The fellow was in the back of the audience, luckily. But, he had his speaker phone on while we were performing! The person on the line talked, at a loud volume, throughout the songs. Then at the end, we could hear her shout, “Bravo!” It was so funny but also very distracting. She seemed to appreciate the performance. But she wouldn’t keep quiet so that she wouldn’t disturb us! We just tried to stay focused and assumed she didn’t know she was on speaker phone.
Ambulances unloading patients During a Musical Performance
Tonight we played at a very unusual venue – the ambulance bay at Banner – University Medical Center Phoenix. It’s a very large covered area for ambulances and fire trucks to pull into with patients. Since it was all cement surfaces on 3 walls surrounding us, it was very live, with lots of reverb. That made it easy for our instruments to be heard, but it also makes it easy for other sounds to be heard.
Ambulances pulled in with all their beeps, revs and grinding noises. We were often in competition with them. Then there were the fumes trapped in that space from the diesel trucks that kept idling as patients were being unloaded. And, of course, there were the patients. We were there to bring calm to anxious moments. but, there’s not avoiding the distraction of seeing sick, injured people being unloaded from ambulances and rushed into the hospital.
Incarcerated Patients Being Transported During a Musical Performance
Among the patients coming to and from the Banner – University Medical Center Phoenix hospital were two incarcerated patients. One was an older man in an orange jumpsuit. He was escorted out of the hospital. there, he stood outside a van being guarded by several security officers. A police dog watched for an uncomfortably long period of time.
The other man was shackled to a wheelchair. He was being guarded by 4 guards and a police dog. The dog kept eyeing us. We couldn’t tell if he was enjoying the music or if he thought our instruments might be potential weapons. It’s a challenge continuing to play music while all that is happening right in front of you!
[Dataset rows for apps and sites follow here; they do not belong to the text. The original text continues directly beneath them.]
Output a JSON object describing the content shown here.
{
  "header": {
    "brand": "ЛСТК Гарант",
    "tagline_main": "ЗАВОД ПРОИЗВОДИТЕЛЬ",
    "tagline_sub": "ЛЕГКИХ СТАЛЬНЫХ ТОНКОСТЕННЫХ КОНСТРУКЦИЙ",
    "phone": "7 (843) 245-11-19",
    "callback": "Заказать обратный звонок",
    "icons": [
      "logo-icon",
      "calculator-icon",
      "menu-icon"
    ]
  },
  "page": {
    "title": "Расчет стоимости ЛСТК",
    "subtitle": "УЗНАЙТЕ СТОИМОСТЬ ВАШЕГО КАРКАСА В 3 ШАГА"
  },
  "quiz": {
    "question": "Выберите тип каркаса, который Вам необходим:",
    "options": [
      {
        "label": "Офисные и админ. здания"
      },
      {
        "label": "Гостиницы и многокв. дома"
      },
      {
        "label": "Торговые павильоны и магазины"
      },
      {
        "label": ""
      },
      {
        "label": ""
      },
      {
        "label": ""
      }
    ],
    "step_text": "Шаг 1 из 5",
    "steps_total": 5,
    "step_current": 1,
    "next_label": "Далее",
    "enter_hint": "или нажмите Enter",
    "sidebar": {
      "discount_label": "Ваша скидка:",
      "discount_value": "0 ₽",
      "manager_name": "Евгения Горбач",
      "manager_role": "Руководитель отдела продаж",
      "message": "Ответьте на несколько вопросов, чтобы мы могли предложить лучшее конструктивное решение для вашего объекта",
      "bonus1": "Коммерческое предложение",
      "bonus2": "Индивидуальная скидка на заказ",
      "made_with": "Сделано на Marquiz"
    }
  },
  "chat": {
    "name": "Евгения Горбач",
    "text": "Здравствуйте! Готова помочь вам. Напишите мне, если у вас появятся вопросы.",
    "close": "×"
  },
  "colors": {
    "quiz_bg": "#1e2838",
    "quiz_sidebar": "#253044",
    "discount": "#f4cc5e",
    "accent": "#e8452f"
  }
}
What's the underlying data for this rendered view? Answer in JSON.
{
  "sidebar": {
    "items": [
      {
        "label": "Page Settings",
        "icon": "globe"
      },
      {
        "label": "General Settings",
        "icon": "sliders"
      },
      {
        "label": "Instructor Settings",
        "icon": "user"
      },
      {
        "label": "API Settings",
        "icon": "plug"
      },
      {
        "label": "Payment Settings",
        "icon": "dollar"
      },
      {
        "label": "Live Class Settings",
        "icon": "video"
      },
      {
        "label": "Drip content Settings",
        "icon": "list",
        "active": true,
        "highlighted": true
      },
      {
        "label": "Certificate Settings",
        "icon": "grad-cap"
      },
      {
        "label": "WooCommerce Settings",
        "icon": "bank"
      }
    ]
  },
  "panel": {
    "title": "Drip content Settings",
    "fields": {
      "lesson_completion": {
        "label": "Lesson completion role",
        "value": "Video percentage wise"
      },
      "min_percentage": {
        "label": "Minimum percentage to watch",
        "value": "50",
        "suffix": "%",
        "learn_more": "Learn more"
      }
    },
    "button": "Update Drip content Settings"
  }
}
We love playing for anything from formal performances to more casual events. And with all our experience, you can be sure that we will be able to handle any distraction that comes our way. To contact us about availability for your event, click here!